In other words, those carrying a medical license for Mongolian Medicine often end up treating patients using biomedicine, both its pharmaceuticals and its ways of understanding the human body and illnesses, regarding Mongolian Medicine as a complementary method that is nevertheless branded a unique treasure of the Mongolian ethnic minority. In an interview with a local governmental official, it is claimed that ethnic minority medicine has been developing steadily over the past five years.
The loss of Mongolian Medicine in medical practice at the hospital, however, tells another story. If licensed Mongolian doctors practice biomedicine, while those who have learned Mongolian Medicine from a master over years of practice do not meet the requirements for legal medical practice, where could one find the remains of the tradition other than in ancient literature? Should any medical tradition, whose ultimate aim is inevitably treating patients or enhancing health, exist only in books, silent and dead, its own health as a discipline permanently harmed by pressures to “modernize,” to become “scientific”?
One might argue that biomedicine is, if not the solution to every illness, the standard that should be used to measure all other medical traditions. The only chance of survival for traditional medicine in hospitals instead of beauty parlors might be chemical analyses clearly demonstrating the components of herbal treatments, and how, exactly, certain medicine or body techniques function. If one flips through an academic journal of traditional medicine, one will find experiments proving the effectiveness of certain herbs, instead of advancements and innovations made within an internally coherent knowledge system bearing significant epistemological differences to biomedicine.

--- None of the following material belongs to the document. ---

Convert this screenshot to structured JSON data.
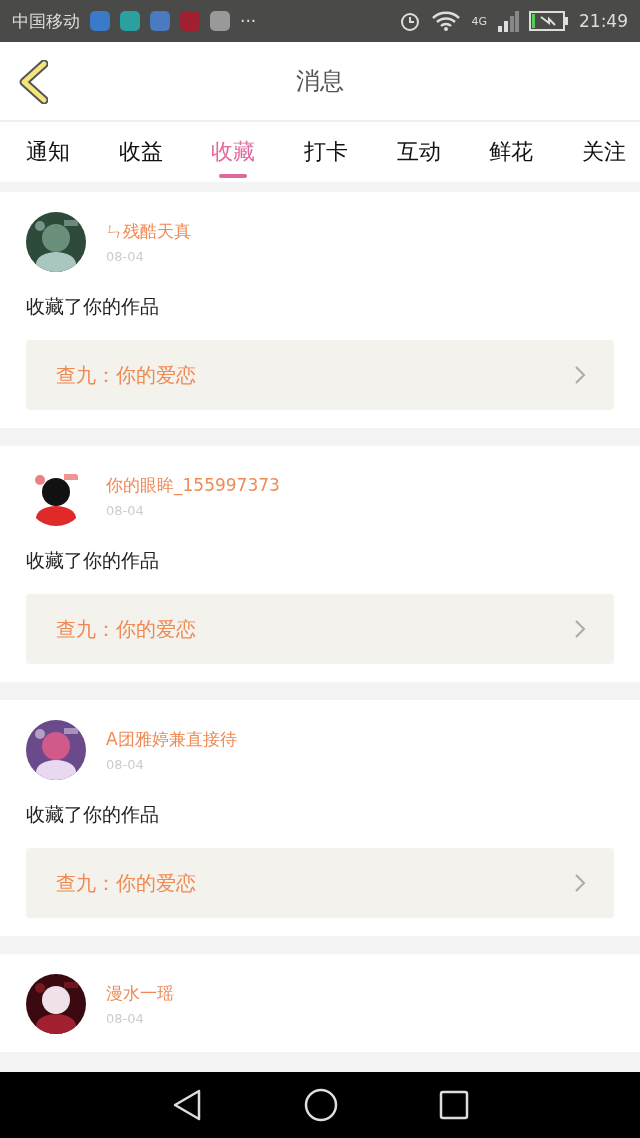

Another insight worth attention is that traditional medicines in China are not only labeled “alternative medicine” or “pseudo-medicine” by Western countries; they are often regarded as shamanic practices by the Chinese themselves. For the traditional medicines of ethnic minorities, they are inaccurately relegated as just another branch of Traditional Chinese Medicine in legislation, and universally urged to “modernize” by both governmental officials, often of the Han ethnicity, and doctors of Mongolian ethnicity. Just as traditional medicine in general serves the larger narrative of modernization created since Deng Xiaoping’s Reform and Opening Up of the 1980s, the traditional medicine of ethnic minorities are made to serve the homogenizing narrative of nationalism in Xi’s China.
Hohhot bus ride
Back in the ward, the family was still chatting amiably, with me and with the other two patient families sharing the room. “We will have to wait more, to eliminate possible causes step by step,” said the brother.
The mother was still smiling, looking at her son, her daughter and me, back and forth, seeming eager for some kind of answer.
¹ These photos of herbs used in Mongolian medicine were taken at the plantation of a pharmaceutical company in Inner Mongolia. According to a local official, Traditional Mongolian Medicine products produced by the 16 pharmaceutical companies in Inner Mongolia were worth six billion RMB (close to $1 billion USD) of market value last year. These products are mass-produced according to supposedly secret prescriptions composed of several kinds of herbs. In a more traditional setting, even classical prescriptions are often adapted according to individual needs of each patient.